*EXERCISE OBJECTIVE*.
Filter the data for lines with the word "title", then copy every line so identified.

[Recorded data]
◆ ◆ ◆ ◆ ◆

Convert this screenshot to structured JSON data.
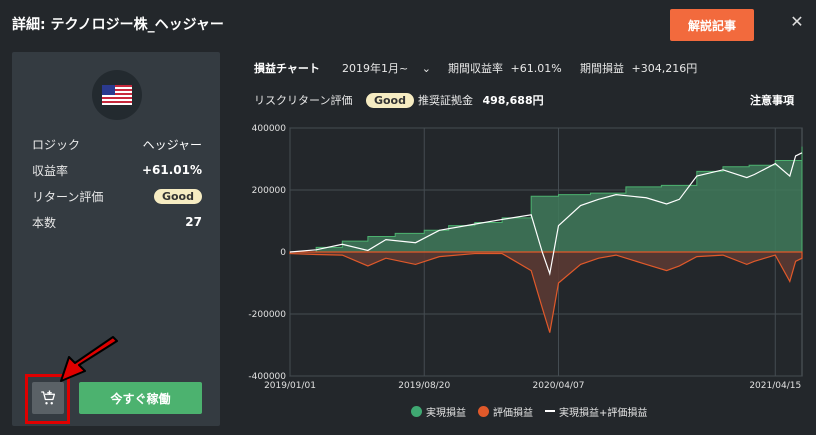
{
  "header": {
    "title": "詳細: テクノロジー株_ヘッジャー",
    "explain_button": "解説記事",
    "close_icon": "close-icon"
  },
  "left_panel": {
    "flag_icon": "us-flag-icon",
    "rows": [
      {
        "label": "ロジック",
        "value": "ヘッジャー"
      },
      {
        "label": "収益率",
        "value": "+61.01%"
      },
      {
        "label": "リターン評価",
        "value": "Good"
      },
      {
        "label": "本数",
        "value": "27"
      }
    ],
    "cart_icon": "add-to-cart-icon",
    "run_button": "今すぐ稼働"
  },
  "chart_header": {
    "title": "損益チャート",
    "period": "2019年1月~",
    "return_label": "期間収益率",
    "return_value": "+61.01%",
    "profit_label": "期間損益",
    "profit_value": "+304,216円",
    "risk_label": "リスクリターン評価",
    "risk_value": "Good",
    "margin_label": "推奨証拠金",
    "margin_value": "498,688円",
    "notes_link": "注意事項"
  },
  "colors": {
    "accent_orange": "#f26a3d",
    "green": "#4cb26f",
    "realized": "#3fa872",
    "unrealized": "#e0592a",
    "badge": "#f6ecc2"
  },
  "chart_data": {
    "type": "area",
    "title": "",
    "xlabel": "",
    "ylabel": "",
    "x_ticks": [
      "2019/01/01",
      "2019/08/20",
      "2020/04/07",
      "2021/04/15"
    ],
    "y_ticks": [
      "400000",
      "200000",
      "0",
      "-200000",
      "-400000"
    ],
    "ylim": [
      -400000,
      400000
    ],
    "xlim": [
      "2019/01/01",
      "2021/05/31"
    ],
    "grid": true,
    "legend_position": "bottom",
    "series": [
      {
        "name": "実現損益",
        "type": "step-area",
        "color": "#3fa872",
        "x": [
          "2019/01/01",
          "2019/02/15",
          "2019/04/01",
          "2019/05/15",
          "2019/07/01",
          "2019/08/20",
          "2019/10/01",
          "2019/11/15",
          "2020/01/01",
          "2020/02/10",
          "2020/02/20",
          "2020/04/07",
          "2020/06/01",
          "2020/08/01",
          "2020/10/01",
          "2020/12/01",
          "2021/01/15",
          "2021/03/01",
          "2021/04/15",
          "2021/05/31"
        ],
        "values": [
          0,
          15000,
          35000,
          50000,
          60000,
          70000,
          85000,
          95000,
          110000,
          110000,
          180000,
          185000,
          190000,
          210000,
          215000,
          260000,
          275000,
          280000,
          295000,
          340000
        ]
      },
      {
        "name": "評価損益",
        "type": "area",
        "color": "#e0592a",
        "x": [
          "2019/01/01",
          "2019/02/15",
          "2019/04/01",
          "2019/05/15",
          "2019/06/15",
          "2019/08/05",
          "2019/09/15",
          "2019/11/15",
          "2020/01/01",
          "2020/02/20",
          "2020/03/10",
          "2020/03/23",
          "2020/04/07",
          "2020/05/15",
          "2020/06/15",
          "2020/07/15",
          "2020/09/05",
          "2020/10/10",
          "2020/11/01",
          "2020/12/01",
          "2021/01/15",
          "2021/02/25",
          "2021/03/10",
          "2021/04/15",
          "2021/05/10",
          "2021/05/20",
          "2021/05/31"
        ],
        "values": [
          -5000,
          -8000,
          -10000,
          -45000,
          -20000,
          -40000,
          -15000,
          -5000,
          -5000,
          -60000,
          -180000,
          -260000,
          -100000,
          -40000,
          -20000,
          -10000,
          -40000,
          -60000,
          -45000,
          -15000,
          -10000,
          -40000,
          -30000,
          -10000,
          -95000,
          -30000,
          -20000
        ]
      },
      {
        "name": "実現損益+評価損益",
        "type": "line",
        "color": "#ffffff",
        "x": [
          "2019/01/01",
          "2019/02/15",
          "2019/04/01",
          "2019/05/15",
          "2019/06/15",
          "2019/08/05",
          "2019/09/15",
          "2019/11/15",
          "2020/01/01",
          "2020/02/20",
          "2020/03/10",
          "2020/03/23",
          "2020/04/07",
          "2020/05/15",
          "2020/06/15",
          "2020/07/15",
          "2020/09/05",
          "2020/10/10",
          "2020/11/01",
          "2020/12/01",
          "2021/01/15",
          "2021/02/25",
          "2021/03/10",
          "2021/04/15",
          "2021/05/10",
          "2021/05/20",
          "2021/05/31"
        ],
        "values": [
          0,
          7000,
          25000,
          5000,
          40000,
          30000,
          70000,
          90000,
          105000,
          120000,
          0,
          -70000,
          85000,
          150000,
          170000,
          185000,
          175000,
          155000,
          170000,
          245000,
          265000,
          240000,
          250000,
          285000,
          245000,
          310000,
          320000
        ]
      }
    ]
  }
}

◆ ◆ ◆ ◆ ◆

*ANSWER TO THE PROBLEM*.
    "title": "詳細: テクノロジー株_ヘッジャー",
    "title": "損益チャート",
    "title": "",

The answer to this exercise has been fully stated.